[Assignment]:
For the word "date", return each line of the data in which it occurs.

[Entries taken from a collection]
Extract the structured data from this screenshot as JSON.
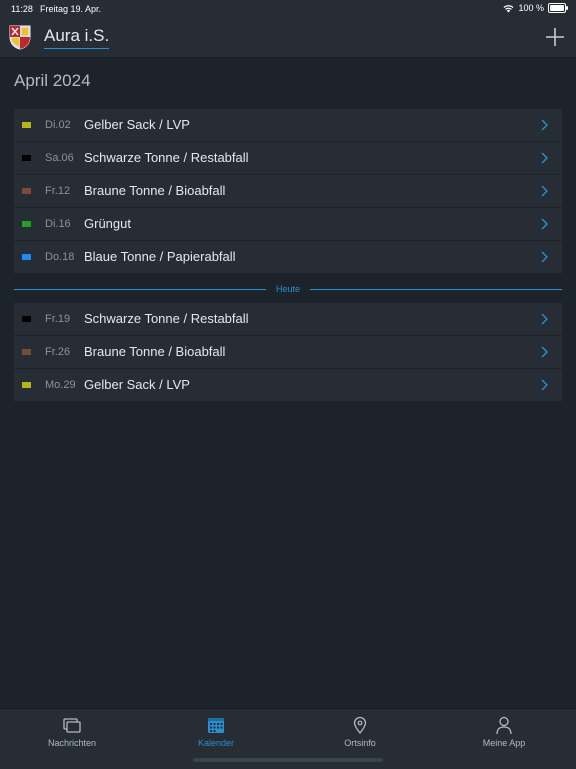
{
  "status_bar": {
    "time": "11:28",
    "date": "Freitag 19. Apr.",
    "battery": "100 %",
    "wifi_icon": "wifi-icon",
    "battery_icon": "battery-icon"
  },
  "header": {
    "title": "Aura i.S.",
    "logo_icon": "coat-of-arms-icon",
    "add_icon": "plus-icon",
    "accent_color": "#2a8fd0"
  },
  "calendar": {
    "month": "April 2024",
    "today_label": "Heute",
    "past": [
      {
        "date": "Di.02",
        "label": "Gelber Sack / LVP",
        "color": "#b5b51a"
      },
      {
        "date": "Sa.06",
        "label": "Schwarze Tonne / Restabfall",
        "color": "#000000"
      },
      {
        "date": "Fr.12",
        "label": "Braune Tonne / Bioabfall",
        "color": "#7a4a3a"
      },
      {
        "date": "Di.16",
        "label": "Grüngut",
        "color": "#22a022"
      },
      {
        "date": "Do.18",
        "label": "Blaue Tonne / Papierabfall",
        "color": "#1a8ef0"
      }
    ],
    "upcoming": [
      {
        "date": "Fr.19",
        "label": "Schwarze Tonne / Restabfall",
        "color": "#000000"
      },
      {
        "date": "Fr.26",
        "label": "Braune Tonne / Bioabfall",
        "color": "#7a4a3a"
      },
      {
        "date": "Mo.29",
        "label": "Gelber Sack / LVP",
        "color": "#b5b51a"
      }
    ]
  },
  "tabs": [
    {
      "label": "Nachrichten",
      "icon": "news-icon",
      "active": false
    },
    {
      "label": "Kalender",
      "icon": "calendar-icon",
      "active": true
    },
    {
      "label": "Ortsinfo",
      "icon": "location-pin-icon",
      "active": false
    },
    {
      "label": "Meine App",
      "icon": "person-icon",
      "active": false
    }
  ]
}
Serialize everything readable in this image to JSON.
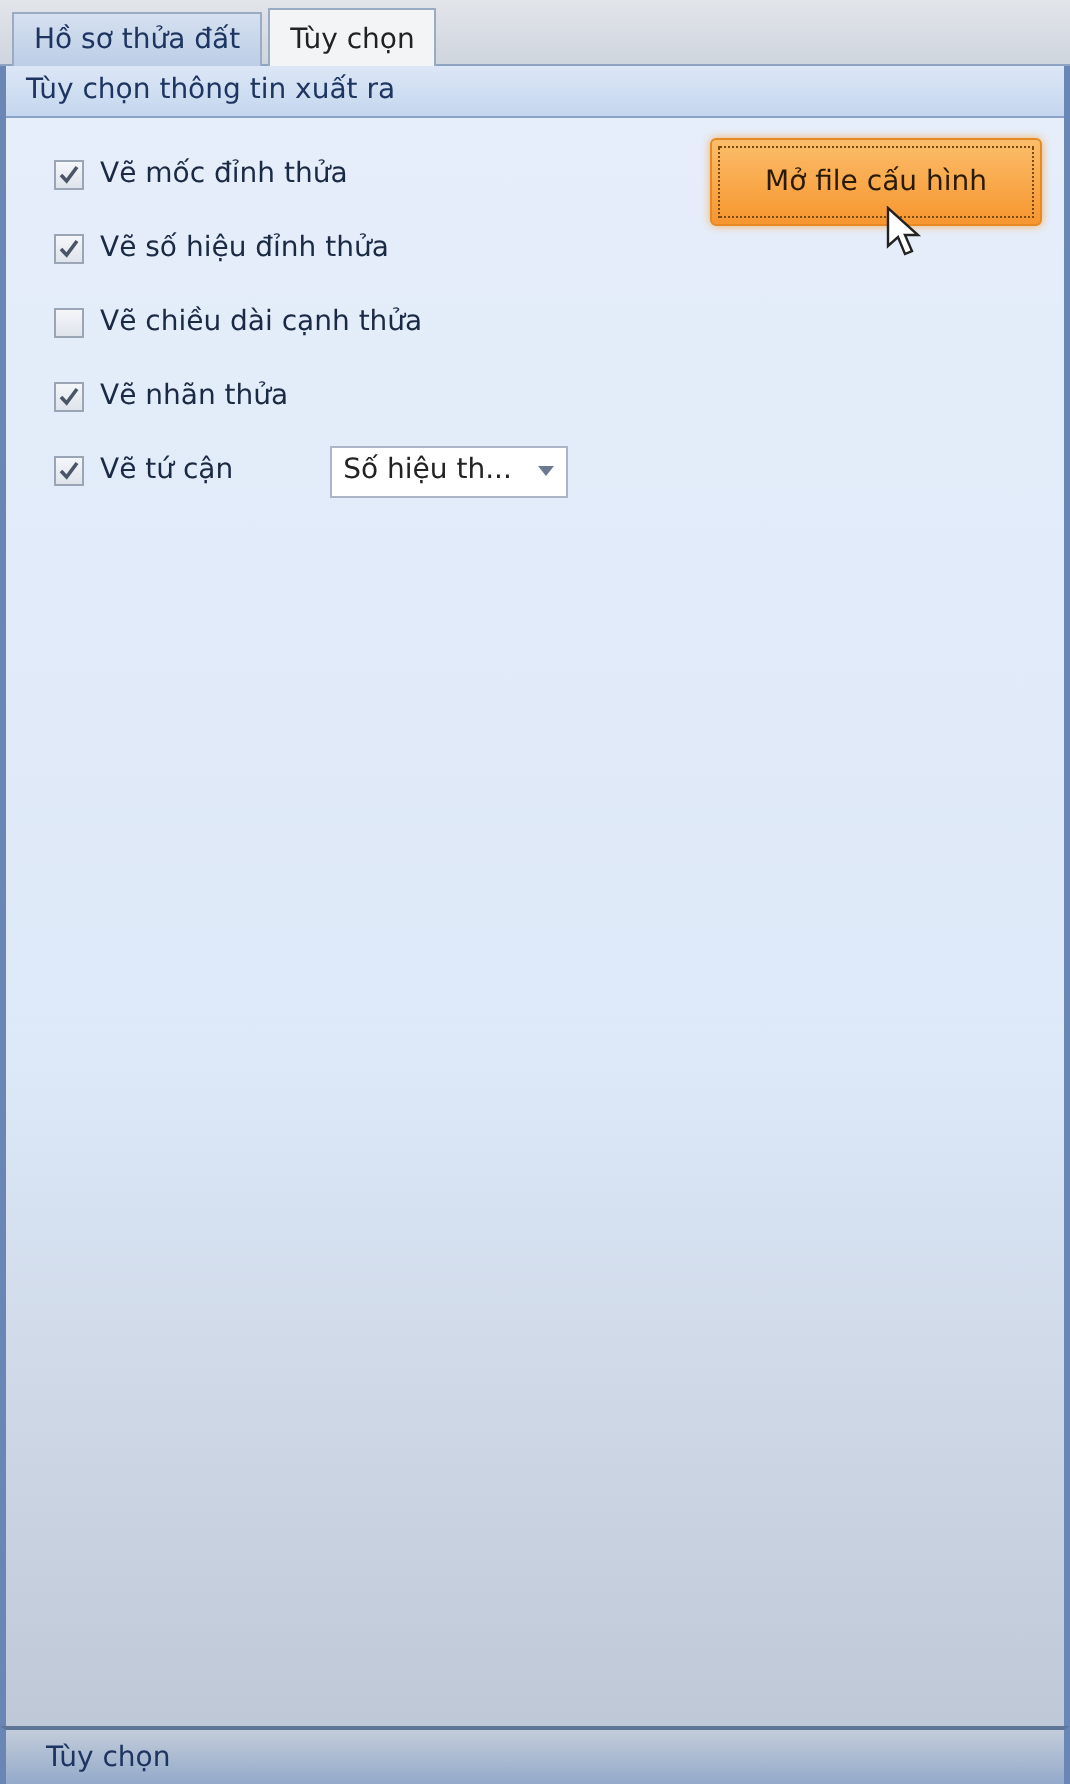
{
  "tabs": [
    {
      "label": "Hồ sơ thửa đất",
      "selected": false
    },
    {
      "label": "Tùy chọn",
      "selected": true
    }
  ],
  "panel": {
    "title": "Tùy chọn thông tin xuất ra",
    "options": [
      {
        "kind": "checkbox",
        "label": "Vẽ mốc đỉnh thửa",
        "checked": true
      },
      {
        "kind": "checkbox",
        "label": "Vẽ số hiệu đỉnh thửa",
        "checked": true
      },
      {
        "kind": "checkbox",
        "label": "Vẽ chiều dài cạnh thửa",
        "checked": false
      },
      {
        "kind": "checkbox",
        "label": "Vẽ nhãn thửa",
        "checked": true
      },
      {
        "kind": "checkbox-dropdown",
        "label": "Vẽ tứ cận",
        "checked": true,
        "dropdown_value": "Số hiệu th..."
      }
    ],
    "button": "Mở file cấu hình"
  },
  "footer": "Tùy chọn"
}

[Response area]:
    "date": "Freitag 19. Apr.",
        "date": "Di.02",
        "date": "Sa.06",
        "date": "Fr.12",
        "date": "Di.16",
        "date": "Do.18",
        "date": "Fr.19",
        "date": "Fr.26",
        "date": "Mo.29",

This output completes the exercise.